Lastly, we must consider the argument that the application for credit must be refused under the doctrine of laches. The defense of laches is not favored in Nebraska. It will be sustained only if a litigant has been guilty of inexcusable neglect in enforcing a right to the prejudice of his adversary. In re Estate of Widger, 235 Neb. 179, 454 N.W.2d 493 (1990); Production Credit Assn. of the Midlands v. Schmer, 233 Neb. 749, 448 N.W.2d 123 (1989).

We have held that laches must be founded upon the inequity of permitting a claim to be enforcedan inequity which arises out of some change in the condition or relation of the parties. Scheibel v. Scheibel, 204 Neb. 653, 284 N.W.2d 572 (1979). Appellant does not satisfy either of these tests. The fact that disability benefits serve as a substitute for the father's earning power does not constitute an inequitable change in condition or relation of the parties. In fact, the dependent children are receiving a larger sum from the disability payments than they would have received from the child support payments.

There may have been differing expectations of the parties, but appellant was not unfairly prejudiced despite her belief that she was entitled to both disability benefits and direct support payments. Had she attempted to seek a modification of the support amounts to receive an amount greater than that of the disability payments, such a modification might not have been possible considering appellee's limited income. In any event, appellant could have attempted to secure more money for the children by instituting an action to collect at any time during a period of over 5 years. If additional funds were needed for the day-to-day expenses of the children, appellant should have made an effort to collect such needed funds.

Appellee's tardiness in applying for credit is not condoned. This is especially true in light of the fact that appellant refused to sign the proposed stipulation prepared by appellee's attorney. Each party apparently chose to gamble on the ultimate outcome resulting from the situation. On such conduct do many cases reach this court. Although appellee's tardiness is by no means commendable, neither is appellant's. The facts in this case do not establish laches as a bar to appellee's motion for credit.

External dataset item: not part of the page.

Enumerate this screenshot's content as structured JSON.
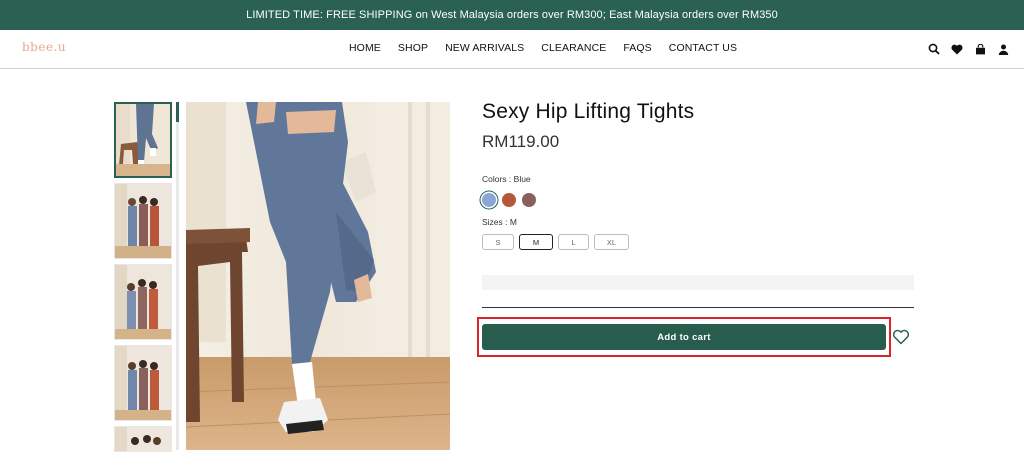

The court's decree, in a handwritten addendum, states, "`see docket entry $200 per mo. commencing 4-3-83 & through 7-3-88 plus accrued interest.'" The Social Security payments have been made monthly and operate as a satisfaction of the court-ordered monthly child support payments. Insofar as the record submitted to this court is concerned, there is no accrued interest. The Social Security payments satisfy appellee's court-ordered child support only on a month-to-month basis, however. Social Security payment in a particular month may not be carried over to satisfy court-ordered support amounts owing in future months. See Andler v. Andler, 217 Kan. 538, 538 P.2d 649 (1975). The trial court's order of July 21, 1988, and this court's affirmance of that order constitute a showing that the child support judgment against appellee is satisfied through July 21, 1988. Appellee has the burden of *655 establishing that the child support judgment against him is satisfied after that date.

The order of the district court is affirmed.